Aim of the exercise
Print the data exactly. Omit the pictures.

Dataset rows for apps and sites
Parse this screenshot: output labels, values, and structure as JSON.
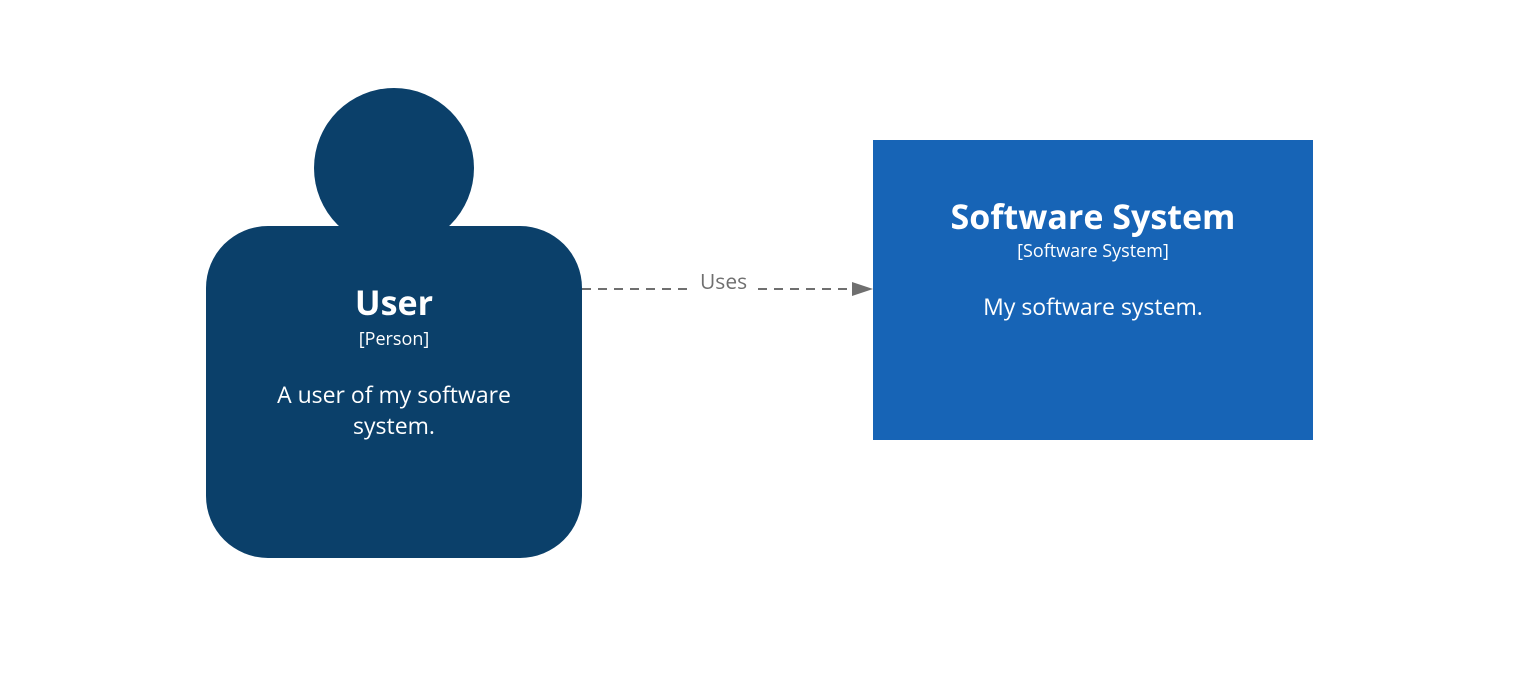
{
  "diagram": {
    "type": "c4-system-context",
    "nodes": {
      "user": {
        "title": "User",
        "stereotype": "[Person]",
        "description": "A user of my software system.",
        "color": "#0b406a"
      },
      "system": {
        "title": "Software System",
        "stereotype": "[Software System]",
        "description": "My software system.",
        "color": "#1764b6"
      }
    },
    "relationships": [
      {
        "from": "user",
        "to": "system",
        "label": "Uses",
        "style": "dashed",
        "color": "#6f6f6f"
      }
    ]
  }
}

Reply
Parse this screenshot: output labels, values, and structure as JSON.
{
  "diagram": {
    "type": "c4-system-context",
    "nodes": {
      "user": {
        "title": "User",
        "stereotype": "[Person]",
        "description": "A user of my software system.",
        "color": "#0b406a"
      },
      "system": {
        "title": "Software System",
        "stereotype": "[Software System]",
        "description": "My software system.",
        "color": "#1764b6"
      }
    },
    "relationships": [
      {
        "from": "user",
        "to": "system",
        "label": "Uses",
        "style": "dashed",
        "color": "#6f6f6f"
      }
    ]
  }
}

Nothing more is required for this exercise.